The lottery is a type of gambling in which numbers are drawn and the people with matching numbers win prizes. It is a popular form of gambling because the prize money can be very large. However, some people do not like to play the lottery because it is considered addictive. Nevertheless, the money raised by lotteries is often used for good causes in the public sector.
Lotteries have been around for a long time. In colonial America, they played a key role in raising money for private and public ventures, including roads, libraries, churches, colleges, canals, and wharves. Lotteries also provided a useful source of “voluntary taxes,” helping to finance the Revolutionary War and the early American colonies.

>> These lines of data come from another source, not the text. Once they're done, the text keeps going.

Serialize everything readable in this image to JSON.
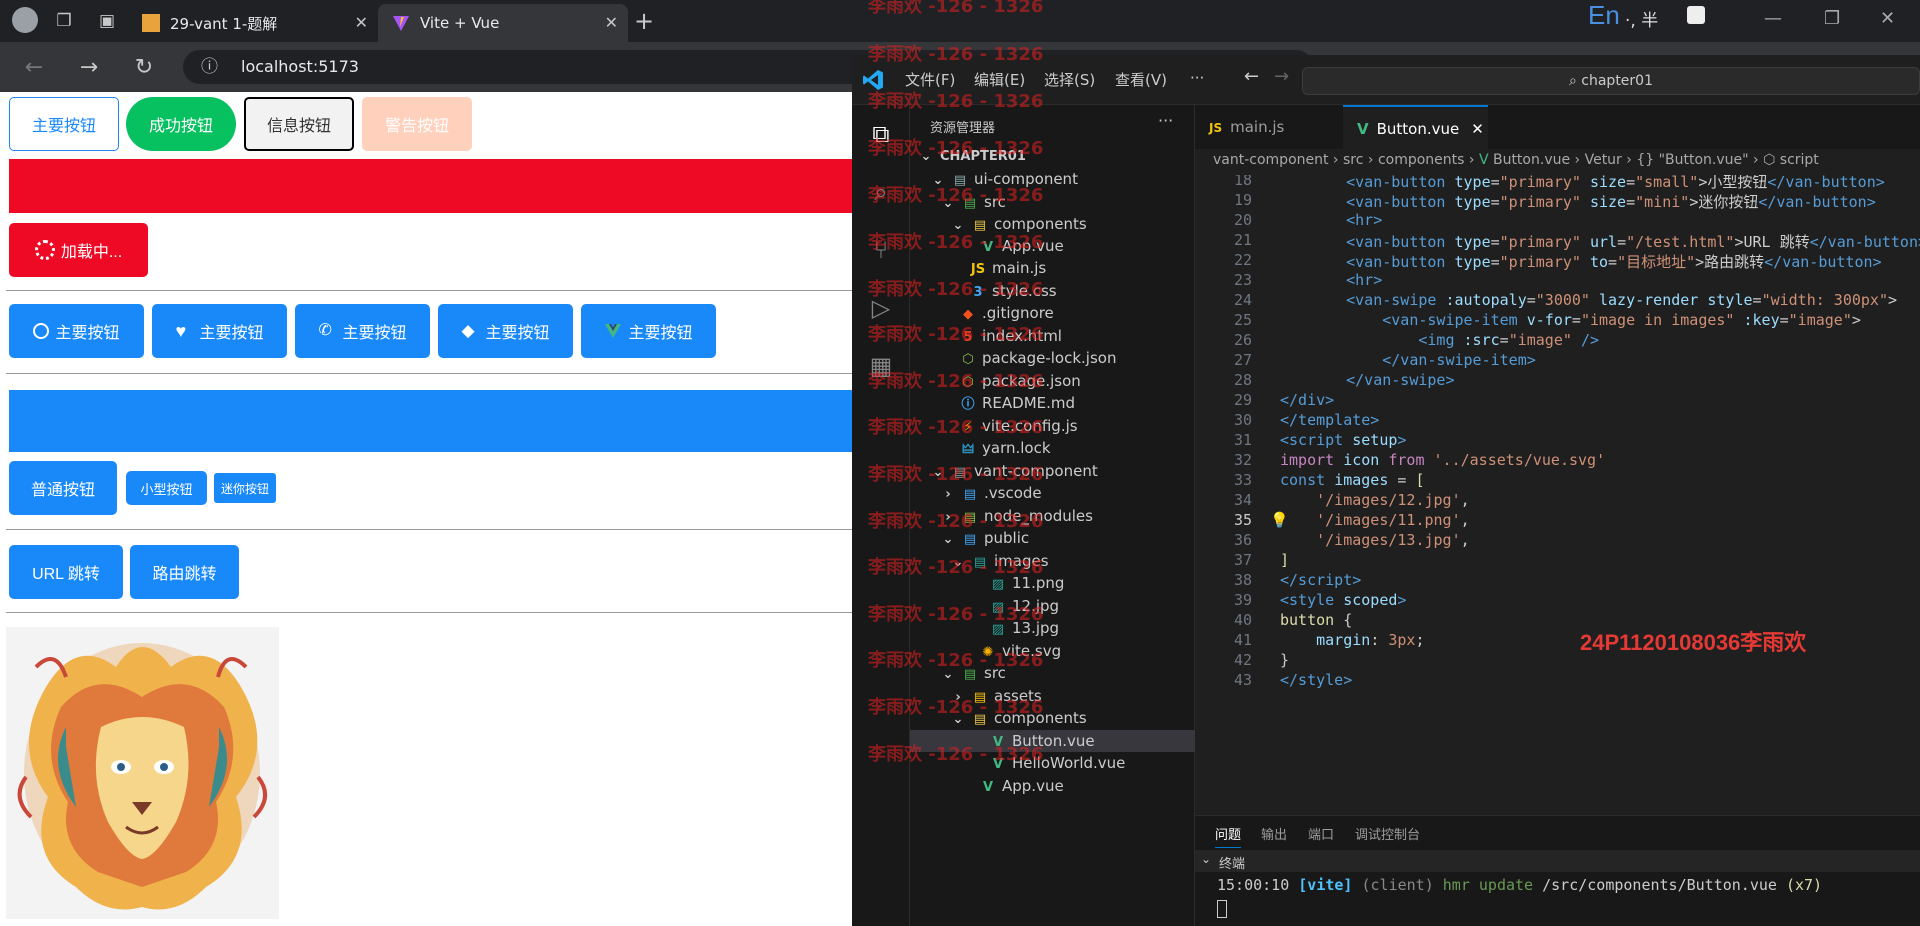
{
  "browser": {
    "tabs": [
      {
        "title": "29-vant 1-题解"
      },
      {
        "title": "Vite + Vue"
      }
    ],
    "url": "localhost:5173",
    "ime": {
      "en": "En",
      "mode": "·, 半"
    }
  },
  "page": {
    "row1": [
      "主要按钮",
      "成功按钮",
      "信息按钮",
      "警告按钮"
    ],
    "loading": "加载中...",
    "icon_buttons": [
      "主要按钮",
      "主要按钮",
      "主要按钮",
      "主要按钮",
      "主要按钮"
    ],
    "sizes": [
      "普通按钮",
      "小型按钮",
      "迷你按钮"
    ],
    "links": [
      "URL 跳转",
      "路由跳转"
    ],
    "colors": {
      "primary": "#1989fa",
      "success": "#07c160",
      "danger": "#ee0a24",
      "warning": "#ff976a"
    }
  },
  "vscode": {
    "menus": [
      "文件(F)",
      "编辑(E)",
      "选择(S)",
      "查看(V)",
      "···"
    ],
    "search": "chapter01",
    "explorer_title": "资源管理器",
    "tree": [
      {
        "label": "CHAPTER01"
      },
      {
        "label": "ui-component"
      },
      {
        "label": "src"
      },
      {
        "label": "components"
      },
      {
        "label": "App.vue"
      },
      {
        "label": "main.js"
      },
      {
        "label": "style.css"
      },
      {
        "label": ".gitignore"
      },
      {
        "label": "index.html"
      },
      {
        "label": "package-lock.json"
      },
      {
        "label": "package.json"
      },
      {
        "label": "README.md"
      },
      {
        "label": "vite.config.js"
      },
      {
        "label": "yarn.lock"
      },
      {
        "label": "vant-component"
      },
      {
        "label": ".vscode"
      },
      {
        "label": "node_modules"
      },
      {
        "label": "public"
      },
      {
        "label": "images"
      },
      {
        "label": "11.png"
      },
      {
        "label": "12.jpg"
      },
      {
        "label": "13.jpg"
      },
      {
        "label": "vite.svg"
      },
      {
        "label": "src"
      },
      {
        "label": "assets"
      },
      {
        "label": "components"
      },
      {
        "label": "Button.vue"
      },
      {
        "label": "HelloWorld.vue"
      },
      {
        "label": "App.vue"
      }
    ],
    "editor_tabs": [
      "main.js",
      "Button.vue"
    ],
    "breadcrumb": [
      "vant-component",
      "src",
      "components",
      "Button.vue",
      "Vetur",
      "{} \"Button.vue\"",
      "script"
    ],
    "line_numbers": [
      "18",
      "19",
      "20",
      "21",
      "22",
      "23",
      "24",
      "25",
      "26",
      "27",
      "28",
      "29",
      "30",
      "31",
      "32",
      "33",
      "34",
      "35",
      "36",
      "37",
      "38",
      "39",
      "40",
      "41",
      "42",
      "43"
    ],
    "overlay_name": "24P1120108036李雨欢",
    "panel_tabs": [
      "问题",
      "输出",
      "端口",
      "调试控制台"
    ],
    "terminal_label": "终端",
    "terminal": {
      "time": "15:00:10",
      "tag": "[vite]",
      "client": "(client)",
      "msg": "hmr update",
      "path": "/src/components/Button.vue",
      "count": "(x7)"
    }
  },
  "watermark": "李雨欢 -126 - 1326"
}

Today, state lotteries are big business, making them one of the world’s biggest entertainment industries. They have also been a major contributor to the rapid growth of many states’ economies. However, they raise some very serious concerns. The most important concern is that lotteries promote gambling, and do so in a highly regulated environment where governments set the rules and oversee all aspects of the games. Governments should not be in the business of promoting a vice, particularly when it is addictive and can have such negative social impacts as gambling does.
A second issue is that lotteries tend to attract a particular kind of player, and can quickly create extensive and influential constituencies. These include convenience store operators (who are typically the lottery’s primary vendors); lottery suppliers; teachers in states where a substantial share of the proceeds go to education; and state legislators, who become accustomed to receiving generous campaign contributions from lottery patrons. This is very different from the way that state governments raise most of their revenue, through taxation and other forms of direct taxes.
Moreover, while the general public has little say in the establishment of a lottery, state legislatures have considerable control over its operations and its advertising campaigns. Consequently, many states are in the business of promoting gambling even though it contributes a relatively minor share of their budgets. It is a matter of debate whether this is an appropriate function for the state, given that gambling can lead to addiction and has other detrimental social effects.
In any event, it is difficult to see how state lotteries can justify their existence in the face of a growing list of potential responsibilities and costs. In a state’s fiscal emergency, the lottery can be seen as an easy source of painless revenues, but it is a very difficult argument to sustain in times of prosperity.
A final concern is that few, if any, state governments have a coherent “lottery policy.” The process of establishing a lottery is typically piecemeal and incremental, with no broad-brush oversight. As a result, officials have limited opportunities to make any real changes to the industry and are left with policies and a dependence on revenue that they can do little about.